DOMESTIC LEADERSHIP

Recovery Act: The U.S. is investing more than $80 billion in clean energy through its Recovery Act – including the largest-ever investment in renewable energy, which will double our generation of clean renewable energy like wind and solar in three years.

Efficiency Standard for Automobiles: President Obama announced the first ever joint fuel economy/greenhouse gas emissions standards for cars and trucks in May. The new standards are projected to save 1.8 billion barrels of oil over the life of the program with a fuel economy gain averaging more than 5 percent per year and a reduction of approximately 900 million metric tons in greenhouse gas emissions.

Advancing Comprehensive Energy Legislation: Passing comprehensive energy and climate legislation is a top priority for the Administration and significant progress has been made. In June, The U.S. House of Representatives passed the American Clean Energy and Security Act that will promote clean energy investments and lower U.S. greenhouse gas emissions more than 80 percent by 2050. The Senate continues to advance their efforts to pass comprehensive legislation and move the U.S. closer to a system of clean energy incentives that create new energy jobs, reduce our dependence on oil, and cut pollution.

Appliance Efficiency Standards: The Obama Administration has forged more stringent energy efficiency standards for commercial and residential appliances, including microwaves, kitchen ranges, dishwashers, lightbulbs and other common appliances. This common sense approach makes improved efficiency a manufacturing requirement for the everyday appliances used in practically every home and business, resulting in a significant reduction in energy use. Altogether, about two dozen new energy efficiency standards will be completed in the next few years.

Offshore Energy Development: Within the Administration’s first 100 days, a new regulatory framework was established to facilitate the development of alternative energy projects in an economic and environmentally sound manner that allows us to tap into the vast energy potential of the Outer Continental Shelf (OCS). The National Renewable Energy Lab estimates that development of wind energy alone on the OCS may provide an additional 1,900 gigawatts of clean energy to the U.S.

Emissions Inventory Rule: For the first time, the U.S. will catalogue greenhouse gas emissions from large emission sources – an important initial step toward measurable and transparent reductions.

INTERNATIONAL LEADERSHIP

The Major Economies Forum (MEF): President Obama launched the MEF in March 2009, creating a new dialogue among developed and emerging economies to combat climate change and promote clean energy. At the July L’Aquila summit, MEF Leaders announced important new agreements to support the UN climate talks and launched a new Global Partnership to promote clean energy technologies.
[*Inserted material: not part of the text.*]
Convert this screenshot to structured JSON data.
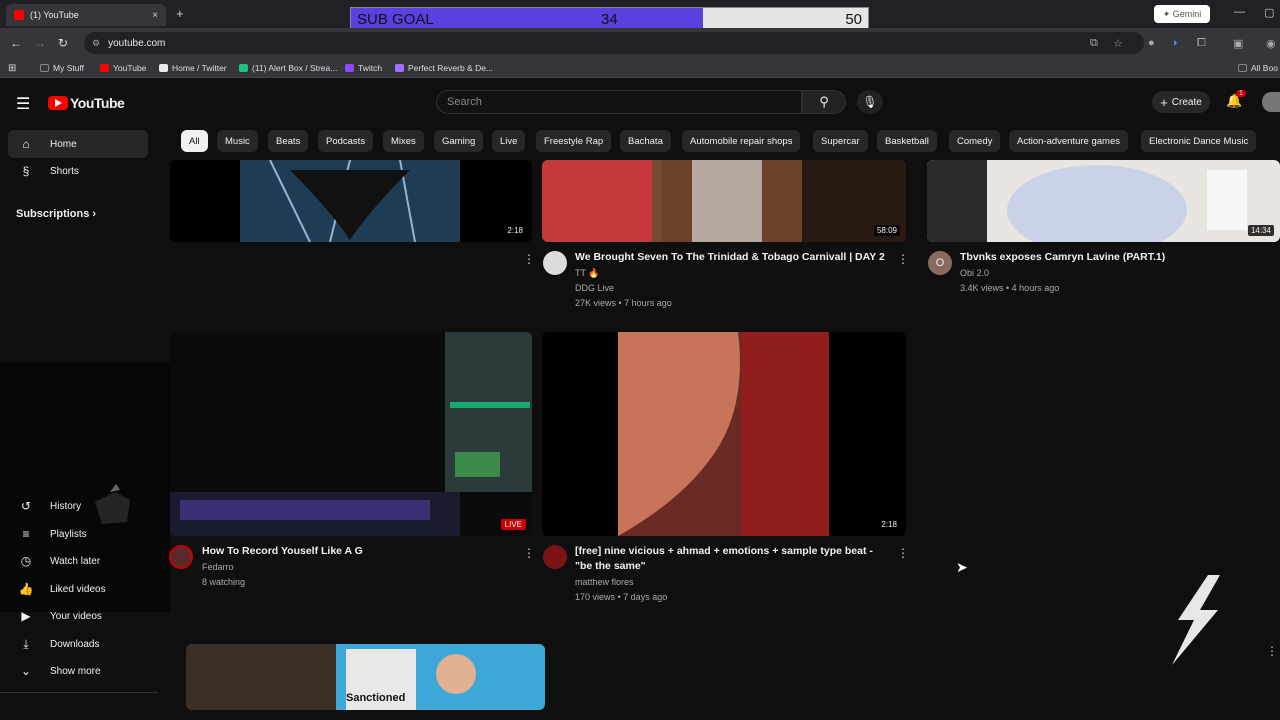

Eliminating Fossil Fuel Subsidies: The President spearheaded an agreement at the Pittsburgh G20 summit for all G20 nations to phase out their fossil fuel subsidies over the medium term and to work with other countries to do the same. Asia-Pacific Economic Cooperation nations followed the G20 lead at their summit in Singapore, expanding the number of countries committing to these subsidies. According to the International Energy Agency, this measure alone could reduce global greenhouse gas emissions 10 percent or more by 2050.

Bilateral Energy and Climate Partnerships: The U.S. is accelerating its collaboration with China, India, Mexico, Canada and other key international partners to combat climate change, coordinate clean energy research and development, and support the international climate talks.

Energy and Climate Partnership for the Americas: President Obama proposed a partnership with our neighbors in the western hemisphere to advance energy security and combat climate change. An early product of this cooperation is Chile’s Renewable Energy Center, which receives technical support from the U.S. Department of Energy.

Phasing Down HFCs (Hydrofluorocarbons): The U.S. joined Canada and Mexico in proposing to phase-down HFC emissions, a very potent greenhouse gas, in developed and developing countries under the Montreal Protocol. This represents a down payment of about 10% of the emission reductions necessary to cut global greenhouse gas emissions to half their current levels by 2050.